Changes Described As Short Sighted And Not In The Spirit Of ‘Levelling Up’
A leading lawyer to the creative industries has criticised plans to the Government to cut the funding of arts subjects at Universities in England by half, saying it’s short-sighted and makes no economic sense.
Laura Harper, a partner at Irwin Mitchell and specialist adviser to the creative industries and cultural sector, says the plans ignore the huge economic benefits that the sectors provide to the economy as a whole.
Under the plans, spending for non-prioritised subjects including music, drama and dance will be cut from £36m to £19m.
The consultation, which launched in March this year and closes today, recommends that the savings should be redirected to other areas such as nursing and computing.
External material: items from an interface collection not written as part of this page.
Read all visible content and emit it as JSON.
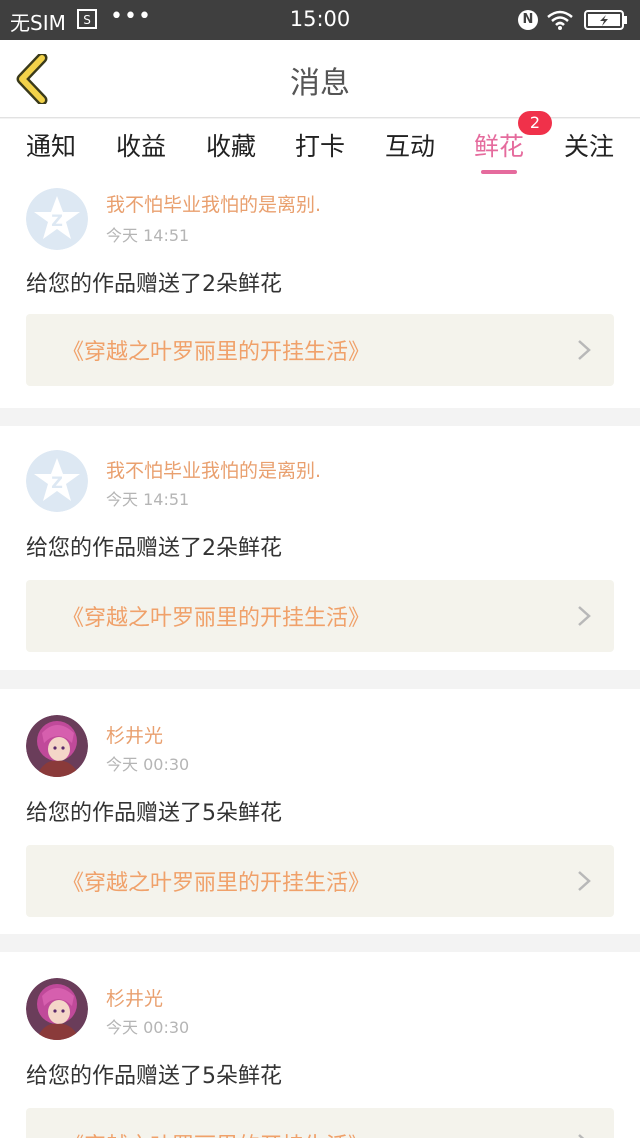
{
  "status_bar": {
    "carrier": "无SIM",
    "dots": "•••",
    "time": "15:00",
    "nfc": "N"
  },
  "nav": {
    "title": "消息"
  },
  "tabs": [
    {
      "label": "通知"
    },
    {
      "label": "收益"
    },
    {
      "label": "收藏"
    },
    {
      "label": "打卡"
    },
    {
      "label": "互动"
    },
    {
      "label": "鲜花",
      "badge": "2"
    },
    {
      "label": "关注"
    }
  ],
  "colors": {
    "accent": "#e56b9d",
    "badge": "#f0314a",
    "username": "#e9a06f",
    "book_title": "#f0a16a"
  },
  "messages": [
    {
      "username": "我不怕毕业我怕的是离别.",
      "time": "今天 14:51",
      "text": "给您的作品赠送了2朵鲜花",
      "book": "《穿越之叶罗丽里的开挂生活》",
      "avatar": "default-avatar"
    },
    {
      "username": "我不怕毕业我怕的是离别.",
      "time": "今天 14:51",
      "text": "给您的作品赠送了2朵鲜花",
      "book": "《穿越之叶罗丽里的开挂生活》",
      "avatar": "default-avatar"
    },
    {
      "username": "杉井光",
      "time": "今天 00:30",
      "text": "给您的作品赠送了5朵鲜花",
      "book": "《穿越之叶罗丽里的开挂生活》",
      "avatar": "anime-avatar"
    },
    {
      "username": "杉井光",
      "time": "今天 00:30",
      "text": "给您的作品赠送了5朵鲜花",
      "book": "《穿越之叶罗丽里的开挂生活》",
      "avatar": "anime-avatar"
    }
  ]
}
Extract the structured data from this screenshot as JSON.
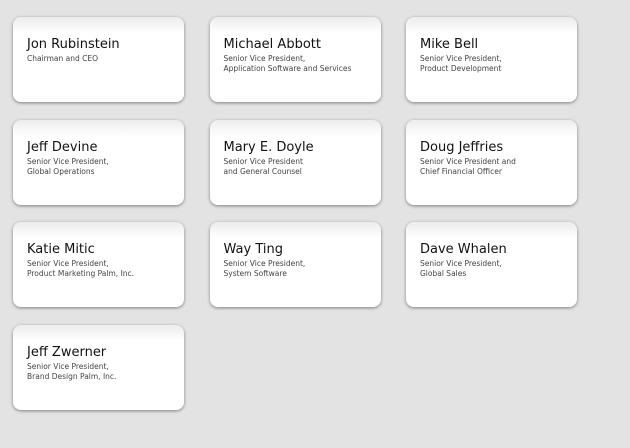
{
  "people": [
    {
      "name": "Jon Rubinstein",
      "title": "Chairman and CEO"
    },
    {
      "name": "Michael Abbott",
      "title": "Senior Vice President,\nApplication Software and Services"
    },
    {
      "name": "Mike Bell",
      "title": "Senior Vice President,\nProduct Development"
    },
    {
      "name": "Jeff Devine",
      "title": "Senior Vice President,\nGlobal Operations"
    },
    {
      "name": "Mary E. Doyle",
      "title": "Senior Vice President\nand General Counsel"
    },
    {
      "name": "Doug Jeffries",
      "title": "Senior Vice President and\nChief Financial Officer"
    },
    {
      "name": "Katie Mitic",
      "title": "Senior Vice President,\nProduct Marketing Palm, Inc."
    },
    {
      "name": "Way Ting",
      "title": "Senior Vice President,\nSystem Software"
    },
    {
      "name": "Dave Whalen",
      "title": "Senior Vice President,\nGlobal Sales"
    },
    {
      "name": "Jeff Zwerner",
      "title": "Senior Vice President,\nBrand Design Palm, Inc."
    }
  ]
}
The plans have been criticised by a host of musicians as well as the Musician’s Union. The Public Campaign for the Arts has launched a petition to stop the planned cuts calling it “an attack on the future of UK arts, the creative potential of the next generation.”
Research from the Design Council shows that workers with design skills contribute £209 billion to the UK economy annually and are 47% more productive that the average worker. And according to UK Music, the UK music industry contributed £5.8 billion to the UK economy in 2019 – up 11% from £5.2 billion in 2018.
As reported in The Guardian newspaper, A Department for Education spokesperson said: “Our proposed reforms only affect the additional funding allocated towards some creative subjects, and are designed to target taxpayers’ money towards the subjects which support the skills this country needs to build back better.”
Expert Opinion“These recommendations are very disappointing not least because education funding cuts of this level will mean that opportunities will only be available to those that can afford it. The Government talks about building back better but this doesn’t seem to chime with its levelling up agenda.
“Crucially it ignores the huge economic benefit that the creative industries provide to the economy. This benefit can only be maintained if we continue to invest in supporting a broad and diverse pool of talent. Of course no one can deny the importance of investing in nursing and computing, but this shouldn’t be at the expense of the economic benefits that the creative sectors bring to the UK as a whole.”
Laura Harper - Partner